As I write this, I am on a plane flying across the country to greet my oldest son as he completed a cycling trip from South Carolina to San Diego!
This is relevant, as the movie I just finished watching was “Tully”. And relevant more so, as he will shortly turn 16, it was 16 years ago that my I experienced Postpartum Depression after his very medicalized and challenging birth.
I’ve written about my difficulties elsewhere, (see blog for PSI) but I felt compelled to post here as I was deeply disturbed by the movie. When it was released, there was much criticism and press around whether it was “realistic”. I was disappointed I had been unable to see it in the theater particularly as the conversation online went on and on. I knew the bare minimum about it and wondered what it would bring up for me. Spoiler alert, by the way…
My reaction was strong.
As Marlo sits on the toilet at the hospital after giving birth, willing herself to urinate, angry at the nurse for watching her, I could relate. The movie does a wonderful job of highlighting the monotony of newborn life, one diaper change after another, the diaper genie, the relentless crying…. it all comes right back.
I felt for her as she navigated this time, without any real support. She doesn’t seem have any friends, her relationship with her brother and sister in law is not terribly reassuring and her husband tries but seems somewhat checked out and overlooks the changes in her personality.

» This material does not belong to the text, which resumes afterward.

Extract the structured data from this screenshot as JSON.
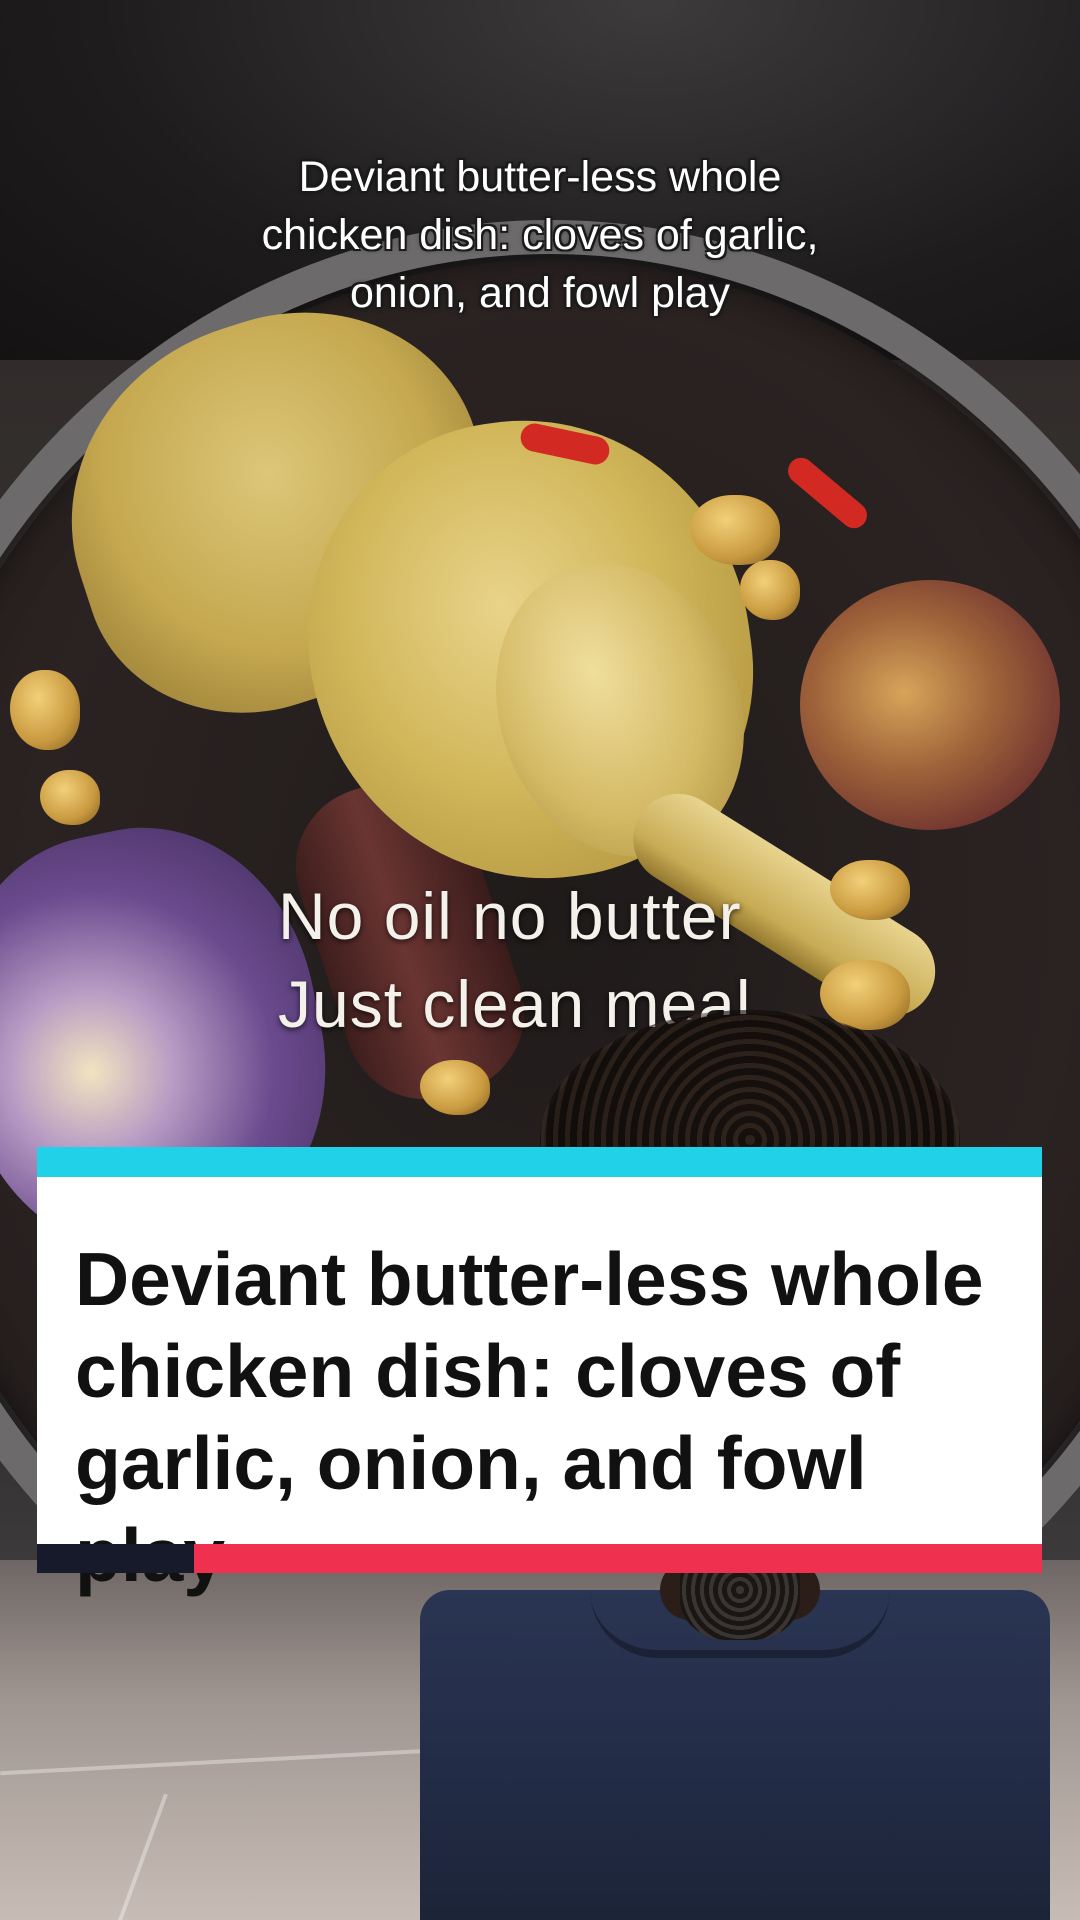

And truthfully, it is a bit odd to think anyone would hire a night nurse to take care of the baby and the husband would never even meet her.
Clearly, as a psychologist specializing in postpartum issues, alarm bells were going off pretty quickly for me. It was clear that Marlo was not sleeping, and that all of the events supposedly encouraged and performed by Tully were actually done by Marlo herself. The cupcakes, the waitress outfit for her husband, the field trip in the middle of the night to Brooklyn….
But here’s the important distinction. Marlo is experiencing visual and auditory hallucinations. We learn late in the film that Tully is Marlo’s younger self experienced as a soothing hallucination. She is likely manic (thus explaining her decreased need for sleep) and is out of touch with reality. In other words, she is experiencing a Postpartum Psychosis. The most important part to understand here is that she is NOT experiencing Postpartum Depression.
My concern about the film Tully, which to my knowledge, had no mental health experts consulting on the film or its production, offers an inappropriate and inaccurate portrayal of Postpartum Depression.
There is a hint, after Marlo crashes her car into the river. The ER doctor speaks to her husband and wonders if there have been observable changes in her personality. Her husband seems to develop more awareness and steps up his level of support. But here’s the thing, hallucinations and mania unfortunately don’t disappear without medical intervention. No one utters a word about Postpartum Psychosis, any treatment or medication. I found this utterly disturbing and truly a disservice to women who are struggling with any postpartum issue.